When running Pyrra outside of Kubernetes, the SLO object can be provided through a YAML file read from the file system. For this, one container or binary needs to be started with the api argument and the reconciler with the filesystem argument.

Here, Pyrra will save the generated recording rules to disk where they can be picked up by a Prometheus instance. While running Pyrra on its own works, there won't be any SLO configured, nor will there be any data from a Prometheus to work with. It's designed to work alongside a Prometheus.

Tech Stack

Client: TypeScript with React, Bootstrap, and uPlot.

Server: Go with libraries such as: chi, ristretto, xxhash, client-go.

Generated protobuf APIs with connect-go for Go and connect-web for TypeScript.


Best to check the Projects board and if you cannot find what you're looking for feel free to open an issue!


Contributions are always welcome!

See for ways to get started.

Please adhere to this project's code of conduct.


Name Area GitHub Twitter Company
Nadine Vehling UX/UI @nadinevehling @nadinevehling Grafana Labs
Matthias Loibl Engineering @metalmatze @metalmatze Polar Signals

We are mostly maintaining Pyrra in our free time.


@aditya-konarde, @brancz, @cbrgm, @codesome, @ekeih, @guusvw, @jzelinskie, @kakkoyun, @lilic, @markusressel, @morremeyer, @mxinden, @numbleroot, @paulfantom, @RiRa12621, @tboerger, and Maria Franke.

While we were working on Pyrra in private these amazing people helped us with a look of feedback and some even took an extra hour for a in-depth testing! Thank you all so much!

Additionally, @metalmatze would like to thank Polar Signals for allowing us to work on this project in his 20% time.


Why not use Grafana in this particular use case?

Right now we could have used Grafana indeed. In upcoming releases, we plan to add more interactive features to give you better context when coming up with new SLOs. This is something we couldn't do with Grafana.

Do I still need Grafana?

Yes, Grafana is an amazing data visualization tool for Prometheus metrics. You can create your own custom dashboards and dive a lot deeper into each component while debugging.

Does it work with Thanos too?

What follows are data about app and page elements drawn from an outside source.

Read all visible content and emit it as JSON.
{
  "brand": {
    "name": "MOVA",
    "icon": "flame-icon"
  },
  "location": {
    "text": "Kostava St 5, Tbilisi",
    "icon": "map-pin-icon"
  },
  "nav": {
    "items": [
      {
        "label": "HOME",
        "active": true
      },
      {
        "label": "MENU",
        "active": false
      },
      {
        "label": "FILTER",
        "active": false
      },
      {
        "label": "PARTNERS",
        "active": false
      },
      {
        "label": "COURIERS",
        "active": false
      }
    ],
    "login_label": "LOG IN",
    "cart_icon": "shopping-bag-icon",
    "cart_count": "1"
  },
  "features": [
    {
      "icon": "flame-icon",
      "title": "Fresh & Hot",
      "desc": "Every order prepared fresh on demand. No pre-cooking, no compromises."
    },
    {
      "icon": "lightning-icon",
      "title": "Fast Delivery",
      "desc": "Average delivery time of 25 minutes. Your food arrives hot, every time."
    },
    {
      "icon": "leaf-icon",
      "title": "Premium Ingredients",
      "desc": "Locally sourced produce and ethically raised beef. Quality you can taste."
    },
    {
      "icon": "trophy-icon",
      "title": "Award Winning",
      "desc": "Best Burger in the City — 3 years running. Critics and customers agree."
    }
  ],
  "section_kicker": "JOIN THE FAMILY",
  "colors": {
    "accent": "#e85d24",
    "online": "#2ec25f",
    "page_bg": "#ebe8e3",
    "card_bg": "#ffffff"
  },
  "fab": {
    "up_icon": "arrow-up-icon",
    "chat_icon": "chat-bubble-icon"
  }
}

Yes, in fact I've been developing this against my little Thanos cluster most of the time.
The queries even dynamically add headers for downsampling and disable partial responses.

How many instances should I deploy?

It depends on the topology of your infrastructure, however, we think that alerting should still happen within each individual Prometheus and therefore running one instance with one Prometheus (pair) makes the most sense. Pyrra itself only needs one instance per Prometheus (pair).

Why don't you support more complex SLOs?

For now, we try to accomplish an easy-to-setup workflow for the most common SLOs. It is still possible to write these more complex SLOs manually and deploy them to Prometheus along those generated. You can base more complex SLOs on the output of one SLO from this tool.

Why is the objective target a string not a float?

Kubebuilder doesn't support floats in CRDs...
Therefore, we need to pass it as string and internally convert it from string to float64.


Here are some related projects: